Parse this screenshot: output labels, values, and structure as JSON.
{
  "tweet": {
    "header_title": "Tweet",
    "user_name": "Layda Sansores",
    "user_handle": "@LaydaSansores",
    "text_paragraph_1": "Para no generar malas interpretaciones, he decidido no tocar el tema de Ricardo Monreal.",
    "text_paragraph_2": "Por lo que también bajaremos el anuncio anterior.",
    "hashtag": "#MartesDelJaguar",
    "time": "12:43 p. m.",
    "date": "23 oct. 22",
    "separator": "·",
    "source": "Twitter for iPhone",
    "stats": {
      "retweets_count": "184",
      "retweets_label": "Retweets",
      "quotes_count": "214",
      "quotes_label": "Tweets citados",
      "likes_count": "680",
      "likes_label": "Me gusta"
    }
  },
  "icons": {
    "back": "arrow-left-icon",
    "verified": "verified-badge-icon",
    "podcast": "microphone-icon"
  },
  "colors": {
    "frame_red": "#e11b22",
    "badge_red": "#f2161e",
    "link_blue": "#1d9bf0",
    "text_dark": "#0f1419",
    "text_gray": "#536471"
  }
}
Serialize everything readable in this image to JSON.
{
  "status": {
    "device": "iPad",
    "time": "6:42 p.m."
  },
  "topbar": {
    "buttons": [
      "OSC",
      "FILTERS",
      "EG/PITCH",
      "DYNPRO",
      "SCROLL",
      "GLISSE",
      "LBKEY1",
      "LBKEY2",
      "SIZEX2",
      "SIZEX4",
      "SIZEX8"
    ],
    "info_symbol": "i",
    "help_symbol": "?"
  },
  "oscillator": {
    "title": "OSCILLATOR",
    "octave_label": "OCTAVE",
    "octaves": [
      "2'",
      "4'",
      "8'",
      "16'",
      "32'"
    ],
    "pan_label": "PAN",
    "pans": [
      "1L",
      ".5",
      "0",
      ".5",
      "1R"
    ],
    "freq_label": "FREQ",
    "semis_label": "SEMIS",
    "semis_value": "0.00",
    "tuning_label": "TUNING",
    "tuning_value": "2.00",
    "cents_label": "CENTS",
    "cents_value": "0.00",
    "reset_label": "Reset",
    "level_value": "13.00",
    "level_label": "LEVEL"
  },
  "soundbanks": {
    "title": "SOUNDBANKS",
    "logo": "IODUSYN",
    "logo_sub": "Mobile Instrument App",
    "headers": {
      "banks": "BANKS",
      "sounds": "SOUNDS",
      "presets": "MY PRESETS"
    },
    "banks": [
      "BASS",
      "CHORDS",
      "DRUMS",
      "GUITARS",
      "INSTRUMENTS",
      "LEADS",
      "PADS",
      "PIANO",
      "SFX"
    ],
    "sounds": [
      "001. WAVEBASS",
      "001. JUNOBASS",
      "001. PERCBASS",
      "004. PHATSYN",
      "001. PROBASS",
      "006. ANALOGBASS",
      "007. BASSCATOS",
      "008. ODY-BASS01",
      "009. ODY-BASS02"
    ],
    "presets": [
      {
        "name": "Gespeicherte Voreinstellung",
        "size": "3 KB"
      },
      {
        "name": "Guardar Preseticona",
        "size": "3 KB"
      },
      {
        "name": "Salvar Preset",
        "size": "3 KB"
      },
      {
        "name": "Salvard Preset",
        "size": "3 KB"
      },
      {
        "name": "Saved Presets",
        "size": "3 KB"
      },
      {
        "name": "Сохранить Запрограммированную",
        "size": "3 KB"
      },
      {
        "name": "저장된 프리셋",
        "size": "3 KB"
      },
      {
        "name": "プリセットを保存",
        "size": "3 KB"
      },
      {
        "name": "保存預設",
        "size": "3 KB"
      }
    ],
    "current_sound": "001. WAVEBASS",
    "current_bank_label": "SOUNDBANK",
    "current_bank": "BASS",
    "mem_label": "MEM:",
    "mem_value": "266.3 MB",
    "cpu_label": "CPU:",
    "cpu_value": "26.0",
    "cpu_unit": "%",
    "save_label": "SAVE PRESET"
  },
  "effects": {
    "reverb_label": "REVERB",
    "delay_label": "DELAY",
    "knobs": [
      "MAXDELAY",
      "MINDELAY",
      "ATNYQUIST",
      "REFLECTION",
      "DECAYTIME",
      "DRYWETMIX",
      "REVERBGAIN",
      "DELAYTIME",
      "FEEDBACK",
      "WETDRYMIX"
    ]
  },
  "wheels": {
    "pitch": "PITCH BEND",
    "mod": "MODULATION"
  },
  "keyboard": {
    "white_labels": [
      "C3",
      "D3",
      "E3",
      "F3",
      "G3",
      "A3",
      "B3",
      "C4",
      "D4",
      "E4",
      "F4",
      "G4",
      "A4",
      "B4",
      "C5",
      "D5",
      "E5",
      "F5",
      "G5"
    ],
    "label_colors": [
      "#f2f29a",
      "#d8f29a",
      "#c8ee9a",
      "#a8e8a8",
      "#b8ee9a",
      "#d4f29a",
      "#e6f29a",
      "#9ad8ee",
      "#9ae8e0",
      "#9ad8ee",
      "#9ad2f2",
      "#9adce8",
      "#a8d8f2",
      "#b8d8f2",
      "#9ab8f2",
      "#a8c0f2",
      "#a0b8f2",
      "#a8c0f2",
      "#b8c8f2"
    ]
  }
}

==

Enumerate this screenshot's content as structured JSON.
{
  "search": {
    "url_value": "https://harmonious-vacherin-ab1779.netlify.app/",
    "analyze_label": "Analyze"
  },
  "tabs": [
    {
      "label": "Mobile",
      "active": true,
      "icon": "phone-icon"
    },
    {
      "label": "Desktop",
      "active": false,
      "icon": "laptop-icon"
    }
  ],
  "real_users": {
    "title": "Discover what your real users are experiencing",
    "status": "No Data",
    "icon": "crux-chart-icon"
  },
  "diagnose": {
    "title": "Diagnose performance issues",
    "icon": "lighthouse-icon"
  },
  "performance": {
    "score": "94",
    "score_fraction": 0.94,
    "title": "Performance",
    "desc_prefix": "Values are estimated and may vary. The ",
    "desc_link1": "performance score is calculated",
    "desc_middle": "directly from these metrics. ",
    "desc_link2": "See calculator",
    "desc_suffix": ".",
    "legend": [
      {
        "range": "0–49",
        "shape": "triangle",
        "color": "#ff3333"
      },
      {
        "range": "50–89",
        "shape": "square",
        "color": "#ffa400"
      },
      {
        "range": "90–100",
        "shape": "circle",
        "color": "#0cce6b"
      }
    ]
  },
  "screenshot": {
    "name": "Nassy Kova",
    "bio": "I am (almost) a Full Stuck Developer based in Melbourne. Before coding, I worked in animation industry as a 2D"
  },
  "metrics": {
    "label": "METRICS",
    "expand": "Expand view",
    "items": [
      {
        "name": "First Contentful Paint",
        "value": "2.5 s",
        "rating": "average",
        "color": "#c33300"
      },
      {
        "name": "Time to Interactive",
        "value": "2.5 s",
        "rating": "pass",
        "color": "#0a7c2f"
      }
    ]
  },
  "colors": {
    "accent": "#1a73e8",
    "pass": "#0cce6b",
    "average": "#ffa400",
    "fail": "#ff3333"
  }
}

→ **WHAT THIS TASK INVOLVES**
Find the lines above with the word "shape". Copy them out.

→ **EXERCISE ANSWER**
        "shape": "triangle",
        "shape": "square",
        "shape": "circle",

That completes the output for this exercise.